There are no proven ways to stop your hairline from receding once it begins. But you can slow down the hair loss by following the above tips and using a combination of home remedies and over-the-counter treatments. These may be different for each person, depending on the rate of hair loss. Hence, it is best to consult a dermatologist for a solution.
- Eneh, Onyenekenwa & Ogbuefi-Chima, F. (2013). “RECEDING HAIRLINES: PREVALENCE, IMPORTANCE, CAUSES, PREVENTION AND REMEDIATIONS AMONG NIGERIAN CITY WOMEN.” Journal of Applied Sciences and Development. 4. 17-53.
- Gamret, A. & Potluri, V. & Krishnamurthy, Karthik & Fertig, Raymond. (2019). “Frontal fibrosing alopecia: efficacy of treatment modalities.” International Journal of Women’s Health. Volume 11. 273-285.
- Olusoji, Eunice & Adesina, Miracle & Kanmodi, Kehinde. (2018). “Trichotillomania: Hair Pulling Disorder.” World News of Natural Sciences, 2543-542.
- Hadshiew, Ina M et al. “Burden of hair loss: stress and the underestimated psychosocial impact of telogen effluvium and androgenetic alopecia.” The Journal of investigative dermatology vol. 123,3 (2004): 455-7.
- Botchkarev, Vladimir A. “Stress and the hair follicle: exploring the connections.” The American journal of pathology vol. 162,3 (2003): 709-12.

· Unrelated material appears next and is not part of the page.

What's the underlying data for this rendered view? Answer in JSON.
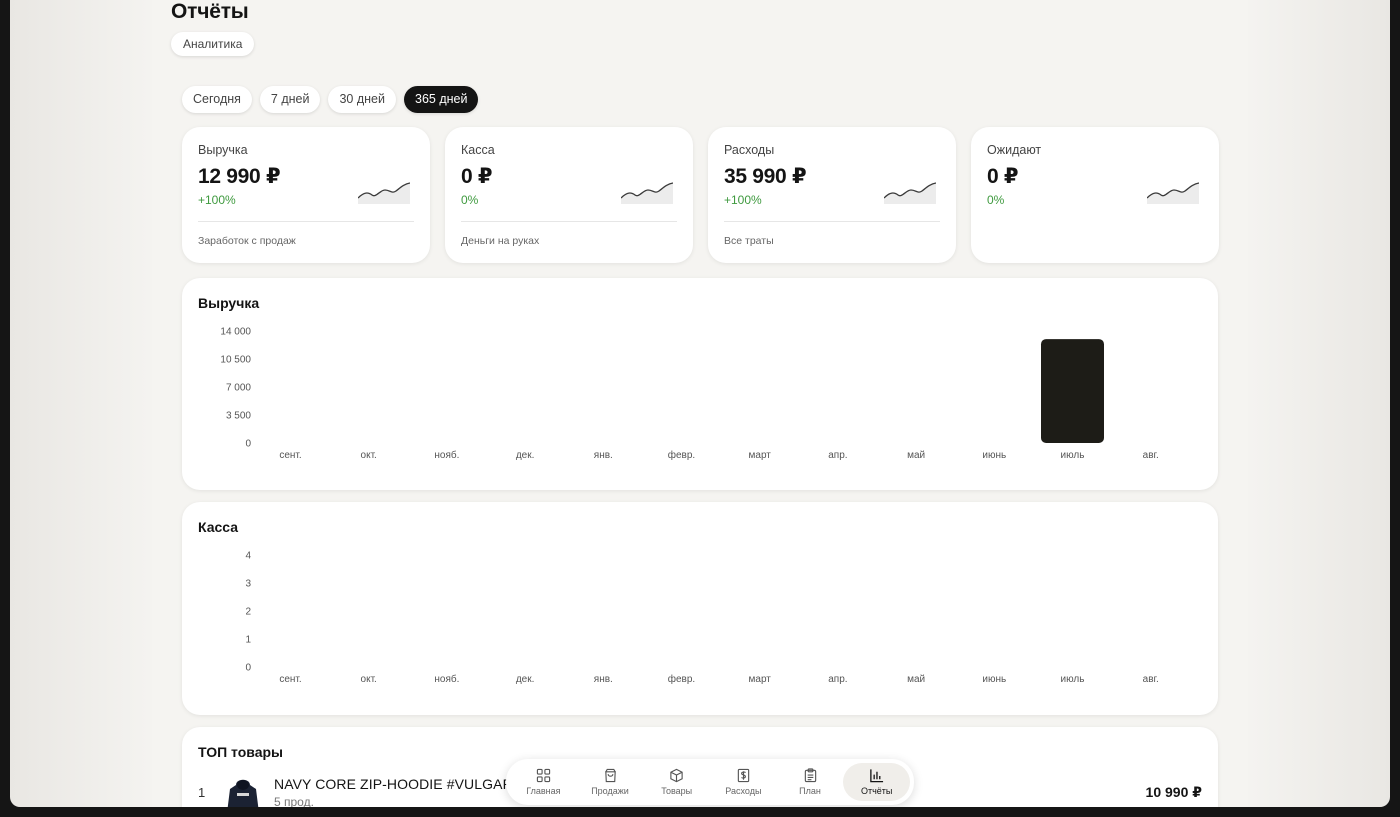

- Almohanna, Hind M et al. “The Role of Vitamins and Minerals in Hair Loss: A Review.” Dermatology and therapy vol. 9,1 (2019): 51-70.
- Malani, Anurag N et al. “Alopecia and nail changes associated with voriconazole therapy.” Clinical infectious diseases : an official publication of the Infectious Diseases Society of America vol. 59,3 (2014): e61-5.
- Trüeb, R M. “Hormone und Haarwachstum” [Hormones and hair growth]. Der Hautarzt; Zeitschrift fur Dermatologie, Venerologie, und verwandte Gebiete vol. 61,6 (2010): 487-95.
- Koyama, Taro et al. “Standardized Scalp Massage Results in Increased Hair Thickness by Inducing Stretching Forces to Dermal Papilla Cells in the Subcutaneous Tissue.” Eplasty vol. 16 e8. 25 Jan. 2016.